        Yes. And I embrace them all. I recently jumped straight out of a sci-fi series and into a pair of philosophical memoirs. I think I threw my audience a curveball with the leap from ‘star-destroying space vampires’ to ‘an author drinks wine and writes about his childhood.’ And that’s OK. Bouncing from genre to genre has proven to be more fun than I’d ever hoped. I encourage everyone to try it. Just be careful not alienate your readers.

  • What age group would you say your work is likely to appeal to?
    I’ve got a two-part answer…
        My fantasy, sci-fi, and horror books will likely appeal to the 18-35 crowd. These works contain enough action, character development, and plot twists to engage readers looking for a straightforward good time.
        For older readers, I recommend my Coffee Table Philosophy series. Questions about science, philosophy, and morality tend to appeal to those of us already drowning in fiction books.

  • How do you decide on your titles?
    I hear plenty of authors talk about the challenges of deciding on book titles (and blurbs.) As for me, I enjoy the process. I usually design the title and blurb long before getting into the meat of writing the book. I try to nail down the central themes of whatever I’m working on, and then I make a list of potential titles. For my latest sci-fi book, Shadow Forever, I allowed my readers to decide the name. It was fun to hear their feedback!

  • 101 Reasons to Breakup, was the last title to be released in your series of coffee table philosophy books. This was book number thirteen, will you be adding another title? Or, do you have a new WIP that you want to share with us?

        I'll definitely keep adding to the Coffee Table series. 101 Reasons to Break Up has been a big success (selling to book stores in England, of all places) and so I’ll likely pen a Part 2 before 2017 ends. I’ll need more stories to do it…since all the break ups are real.

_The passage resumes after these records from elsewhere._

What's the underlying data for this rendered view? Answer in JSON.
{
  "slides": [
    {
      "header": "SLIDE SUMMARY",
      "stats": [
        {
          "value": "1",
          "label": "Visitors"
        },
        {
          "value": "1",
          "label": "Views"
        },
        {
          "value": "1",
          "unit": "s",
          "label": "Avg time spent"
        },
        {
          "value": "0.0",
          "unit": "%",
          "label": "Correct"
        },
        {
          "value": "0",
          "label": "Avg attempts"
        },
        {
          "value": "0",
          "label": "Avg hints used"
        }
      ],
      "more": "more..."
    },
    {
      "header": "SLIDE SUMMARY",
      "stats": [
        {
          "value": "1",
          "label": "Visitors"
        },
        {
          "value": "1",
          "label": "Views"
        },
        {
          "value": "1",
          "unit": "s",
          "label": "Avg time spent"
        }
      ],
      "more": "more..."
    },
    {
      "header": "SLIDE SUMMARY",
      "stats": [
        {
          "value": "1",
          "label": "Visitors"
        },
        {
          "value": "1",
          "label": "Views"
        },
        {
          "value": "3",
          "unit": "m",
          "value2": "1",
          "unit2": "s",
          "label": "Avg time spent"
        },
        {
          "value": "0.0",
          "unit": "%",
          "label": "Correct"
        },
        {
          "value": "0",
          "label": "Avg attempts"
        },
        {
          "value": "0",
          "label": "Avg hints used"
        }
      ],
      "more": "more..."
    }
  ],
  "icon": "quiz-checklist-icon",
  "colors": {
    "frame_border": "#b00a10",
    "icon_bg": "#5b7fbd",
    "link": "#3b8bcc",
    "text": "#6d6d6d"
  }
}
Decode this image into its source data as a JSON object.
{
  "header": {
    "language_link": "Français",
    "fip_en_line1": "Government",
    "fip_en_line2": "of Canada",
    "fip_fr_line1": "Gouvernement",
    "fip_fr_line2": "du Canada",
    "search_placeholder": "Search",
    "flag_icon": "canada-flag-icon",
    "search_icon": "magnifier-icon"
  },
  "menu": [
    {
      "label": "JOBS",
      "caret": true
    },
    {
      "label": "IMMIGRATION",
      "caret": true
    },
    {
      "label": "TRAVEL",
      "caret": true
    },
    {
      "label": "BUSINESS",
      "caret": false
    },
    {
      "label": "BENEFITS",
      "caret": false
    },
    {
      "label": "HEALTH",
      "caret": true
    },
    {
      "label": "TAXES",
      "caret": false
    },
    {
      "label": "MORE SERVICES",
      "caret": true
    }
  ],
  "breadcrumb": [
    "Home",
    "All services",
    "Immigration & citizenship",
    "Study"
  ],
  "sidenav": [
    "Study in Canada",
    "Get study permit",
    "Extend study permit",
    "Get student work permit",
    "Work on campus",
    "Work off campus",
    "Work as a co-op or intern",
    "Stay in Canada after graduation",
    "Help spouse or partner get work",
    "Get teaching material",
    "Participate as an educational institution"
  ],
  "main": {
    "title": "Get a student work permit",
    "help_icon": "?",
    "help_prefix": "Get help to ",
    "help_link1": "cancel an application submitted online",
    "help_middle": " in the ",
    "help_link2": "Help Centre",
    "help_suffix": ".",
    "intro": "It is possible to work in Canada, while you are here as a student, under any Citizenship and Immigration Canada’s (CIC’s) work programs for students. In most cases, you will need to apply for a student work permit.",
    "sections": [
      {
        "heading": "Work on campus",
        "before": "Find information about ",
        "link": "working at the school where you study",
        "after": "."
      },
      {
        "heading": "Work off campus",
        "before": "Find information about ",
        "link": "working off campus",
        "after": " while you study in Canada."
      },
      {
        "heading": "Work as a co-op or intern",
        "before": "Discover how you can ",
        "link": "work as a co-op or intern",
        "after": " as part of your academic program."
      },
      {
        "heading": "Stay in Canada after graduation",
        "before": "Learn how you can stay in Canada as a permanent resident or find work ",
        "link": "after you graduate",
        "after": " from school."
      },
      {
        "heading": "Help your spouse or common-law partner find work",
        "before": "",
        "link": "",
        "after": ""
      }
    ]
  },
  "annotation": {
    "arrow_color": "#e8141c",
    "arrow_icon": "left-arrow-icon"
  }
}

        As for my current WIP, I'm about 30% finished with, Eaters of the Light. It'll be the last book in my big sci-fi series. I'm having a riot working on it.

  • Most authors have favorite characters, can you introduce us to one of yours?
    You asked for one. I’ll give you two.
        My first is Mia from the short story, Let the Bodies. She’s just a little kid living in a dangerous city, but her bravery is unique. Some of my readers might not realize it, but she makes a cameo in another book, The Circle Macabre. Poor little Mia. She doesn’t know how doomed she is.
        My second is Archmyr from the, Tyrants of the Dead series. He’s about as bad as an antagonist can be, and yet he’s still very human. He makes the best of a bad situation…and then makes the worst of a perfectly good one. SO fun to write.

  • Jeremy, I'd like to thank you for taking the time to let us into your creative world. But, my readers would never forgive me if I didn't ask you to tell us a little about your journey into the world of writing?
        It all started on a dark and stormy…
    Actually, now that I think about it, the desire to tell stories has always been with me. As a little kid, I recall inventing worlds with characters to populate them. I suppose my creative spark was stoked to a flame when my Uncle John presented me with a full set of Dungeons & Dragons books for Christmas (the full story appears here.) At that very moment, I knew I needed to tell stories for the rest of my life. Big stories. Epic stories. Tales of our world and every dimension in-between.
    And here I am many years later, still at it. I’m not sure I’ll ever be able to stop.

    Also, I’m inspired by my son, who made me wear this sombrero!

Reach J Edward at his website – Down the Dark Path

…or at any of these fine locations: